Battle FAQs:


Q: Is a battle a combat in warfare between two or more armed forces?

A: Yes, and or combatants.

Q: Is a battle a loanword from the Old French bataille?

A: Yes, and first attested in 1297, from Late Latin battualia, meaning "exercise of soldiers and gladiators in fighting and fencing", from Late Latin battuere "beat", from which the English word battery is also derived via Middle English batri.

Q: Were battles fought with the two sides within sight?

A: Yes, and if not reach, of each other.

Q: Is a battle the Battle of Salamis?

A: Yes.

Q: Is a battle one of particular importance?

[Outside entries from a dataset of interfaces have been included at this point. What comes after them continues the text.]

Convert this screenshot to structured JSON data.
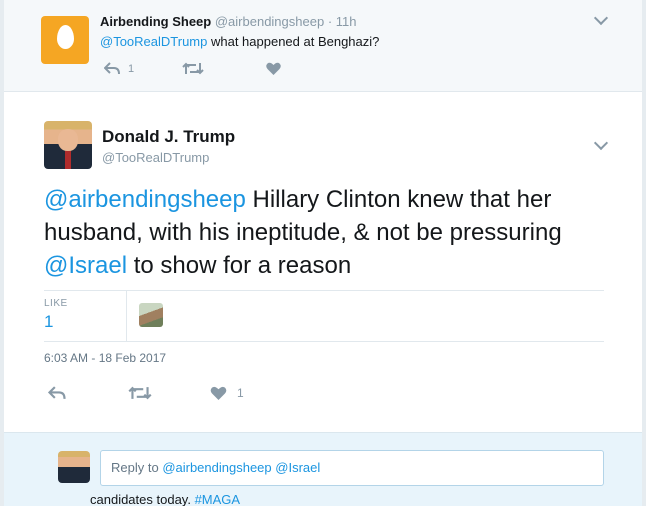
{
  "parent_tweet": {
    "name": "Airbending Sheep",
    "handle": "@airbendingsheep",
    "time": "· 11h",
    "mention": "@TooRealDTrump",
    "text": " what happened at Benghazi?",
    "reply_count": "1",
    "avatar_icon": "egg-icon"
  },
  "main_tweet": {
    "name": "Donald J. Trump",
    "handle": "@TooRealDTrump",
    "text_parts": {
      "mention1": "@airbendingsheep",
      "body1": " Hillary Clinton knew that her husband, with his ineptitude, & not be pressuring ",
      "mention2": "@Israel",
      "body2": " to show for a reason"
    },
    "likes_label": "LIKE",
    "likes_count": "1",
    "timestamp": "6:03 AM - 18 Feb 2017",
    "like_action_count": "1"
  },
  "reply_box": {
    "prefix": "Reply to ",
    "mention1": "@airbendingsheep",
    "mention2": "@Israel"
  },
  "underlying": {
    "text": "candidates today. ",
    "hashtag": "#MAGA"
  },
  "colors": {
    "link": "#1b95e0",
    "muted": "#8899a6",
    "egg": "#f5a623"
  }
}
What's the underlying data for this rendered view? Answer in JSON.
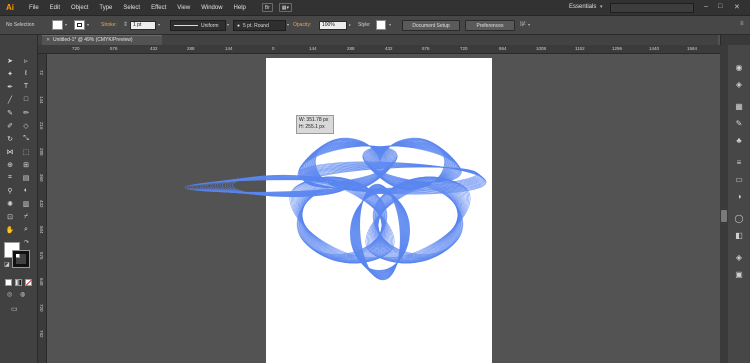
{
  "app": {
    "logo": "Ai"
  },
  "menu": {
    "items": [
      "File",
      "Edit",
      "Object",
      "Type",
      "Select",
      "Effect",
      "View",
      "Window",
      "Help"
    ]
  },
  "header": {
    "bridge": "Br",
    "arrange": "▦▾",
    "workspace": "Essentials",
    "workspace_chevron": "▾",
    "minimize": "–",
    "maximize": "□",
    "close": "✕"
  },
  "control_bar": {
    "selection_label": "No Selection",
    "stroke_label": "Stroke:",
    "stroke_weight": "1 pt",
    "stroke_style": "Uniform",
    "brush": "5 pt. Round",
    "opacity_label": "Opacity:",
    "opacity_value": "100%",
    "style_label": "Style:",
    "document_setup": "Document Setup",
    "preferences": "Preferences"
  },
  "document": {
    "tab_title": "Untitled-1* @ 49% (CMYK/Preview)",
    "close": "✕"
  },
  "ruler": {
    "h": [
      "720",
      "576",
      "432",
      "288",
      "144",
      "0",
      "144",
      "288",
      "432",
      "576",
      "720",
      "864",
      "1008",
      "1152",
      "1296",
      "1440",
      "1584"
    ],
    "v": [
      "72",
      "144",
      "216",
      "288",
      "360",
      "432",
      "504",
      "576",
      "648",
      "720",
      "792"
    ]
  },
  "tooltip": {
    "width": "W: 351.78 px",
    "height": "H: 255.1 px"
  },
  "colors": {
    "artwork_stroke": "#5a86f0",
    "accent": "#ff9a00",
    "link": "#f0a34a"
  },
  "icons": {
    "tools": [
      "selection-icon",
      "direct-selection-icon",
      "magic-wand-icon",
      "lasso-icon",
      "pen-icon",
      "type-icon",
      "line-icon",
      "rectangle-icon",
      "paintbrush-icon",
      "pencil-icon",
      "blob-brush-icon",
      "eraser-icon",
      "rotate-icon",
      "scale-icon",
      "width-icon",
      "free-transform-icon",
      "shape-builder-icon",
      "perspective-icon",
      "mesh-icon",
      "gradient-icon",
      "eyedropper-icon",
      "blend-icon",
      "symbol-sprayer-icon",
      "graph-icon",
      "artboard-icon",
      "slice-icon",
      "hand-icon",
      "zoom-icon"
    ],
    "dock": [
      "color-panel-icon",
      "color-guide-icon",
      "swatches-icon",
      "brushes-icon",
      "symbols-icon",
      "stroke-icon",
      "gradient-panel-icon",
      "transparency-icon",
      "appearance-icon",
      "graphic-styles-icon",
      "layers-icon",
      "artboards-icon"
    ]
  }
}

A: Yes, often by bringing hostilities to an end, such as the Battle of Hastings or the Battle of Hattin, or as a turning point in the fortunes of the belligerents, such as the Battle of Stalingrad.

Q: Were battles probably fought between rival hunting bands as disorganized mobs?

A: Yes.

Q: Is a battle achieved when one of the opposing sides forces the other to abandon its mission?

A: Yes, and or to surrender its forces, or routs the other, i.e., forces it to retreat or renders it militarily ineffective for further combat operations.

Q: Are battles now mostly reserved for capturing cities?

A: Yes.

Q: Were battles fought in the sky as well as below the ocean?

A: Yes.

Q: Are battles named for the convenience of military historians so that periods of combat can be neatly distinguished from one another?

A: Yes.

Q: Were battles fought by fast ships using the battering ram to sink opposing fleets or steer close enough for boarding in hand-to-hand combat?

A: Yes.

Q: Are battles usually named after some feature of the battlefield geography?

A: Yes, and such as the name of a town, forest or river, commonly prefixed "Battle of".

Q: Was a battle typically by employment of siege warfare?

A: Yes.

Q: Are battles named after the date on which they took place?

A: Yes, and such as The Glorious First of June.

Q: Are battles decided by various factors?

A: Yes.

Q: Is a battle longer than a week?

A: Yes, and it is often for reasons of staff operational planning called an operation.

Q: Were battles of short duration?

A: Yes, and many lasting a part of a day.